Your instructions = Below are the records; copy each line in which "timestamp" occurs.

# # # #

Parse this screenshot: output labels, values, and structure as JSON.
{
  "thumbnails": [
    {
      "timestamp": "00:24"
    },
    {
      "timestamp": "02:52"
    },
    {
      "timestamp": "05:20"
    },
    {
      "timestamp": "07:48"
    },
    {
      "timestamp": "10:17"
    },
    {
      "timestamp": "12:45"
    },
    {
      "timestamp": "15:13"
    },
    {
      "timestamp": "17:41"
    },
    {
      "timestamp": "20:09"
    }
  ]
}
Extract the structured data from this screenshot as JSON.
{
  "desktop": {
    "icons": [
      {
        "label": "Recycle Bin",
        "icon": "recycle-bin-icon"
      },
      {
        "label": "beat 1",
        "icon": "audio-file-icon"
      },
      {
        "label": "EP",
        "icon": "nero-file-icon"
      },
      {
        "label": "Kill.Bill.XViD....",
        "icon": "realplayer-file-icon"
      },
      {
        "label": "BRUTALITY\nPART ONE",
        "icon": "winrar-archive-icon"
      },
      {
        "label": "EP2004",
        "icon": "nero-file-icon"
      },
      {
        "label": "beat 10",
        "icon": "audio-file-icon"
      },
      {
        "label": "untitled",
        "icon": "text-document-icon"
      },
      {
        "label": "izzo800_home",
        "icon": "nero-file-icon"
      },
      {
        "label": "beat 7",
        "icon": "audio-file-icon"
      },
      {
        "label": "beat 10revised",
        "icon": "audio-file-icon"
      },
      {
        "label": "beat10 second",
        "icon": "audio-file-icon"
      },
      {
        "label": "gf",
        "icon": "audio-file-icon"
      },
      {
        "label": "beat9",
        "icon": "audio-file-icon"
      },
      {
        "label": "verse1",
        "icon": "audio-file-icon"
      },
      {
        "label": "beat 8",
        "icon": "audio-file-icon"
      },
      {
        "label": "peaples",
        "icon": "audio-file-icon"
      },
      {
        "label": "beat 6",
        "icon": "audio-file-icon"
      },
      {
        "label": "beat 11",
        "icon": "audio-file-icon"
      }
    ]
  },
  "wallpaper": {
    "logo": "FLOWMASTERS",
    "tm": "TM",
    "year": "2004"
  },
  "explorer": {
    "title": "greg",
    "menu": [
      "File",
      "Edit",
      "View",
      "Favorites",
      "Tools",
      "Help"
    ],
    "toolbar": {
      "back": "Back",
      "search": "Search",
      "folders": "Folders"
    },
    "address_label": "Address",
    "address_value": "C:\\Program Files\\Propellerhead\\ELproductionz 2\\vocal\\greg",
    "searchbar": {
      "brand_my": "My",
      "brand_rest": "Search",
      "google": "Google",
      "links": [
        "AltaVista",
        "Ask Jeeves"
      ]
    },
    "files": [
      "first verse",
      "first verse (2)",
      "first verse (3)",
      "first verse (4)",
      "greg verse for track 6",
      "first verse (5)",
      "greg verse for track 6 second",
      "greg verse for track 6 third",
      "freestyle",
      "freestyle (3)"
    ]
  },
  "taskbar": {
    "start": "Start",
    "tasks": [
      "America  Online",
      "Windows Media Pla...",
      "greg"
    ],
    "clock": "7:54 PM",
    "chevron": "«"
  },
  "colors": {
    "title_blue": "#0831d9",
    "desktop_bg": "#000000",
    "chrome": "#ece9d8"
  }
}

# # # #

Output of the task =
      "timestamp": "00:24"
      "timestamp": "02:52"
      "timestamp": "05:20"
      "timestamp": "07:48"
      "timestamp": "10:17"
      "timestamp": "12:45"
      "timestamp": "15:13"
      "timestamp": "17:41"
      "timestamp": "20:09"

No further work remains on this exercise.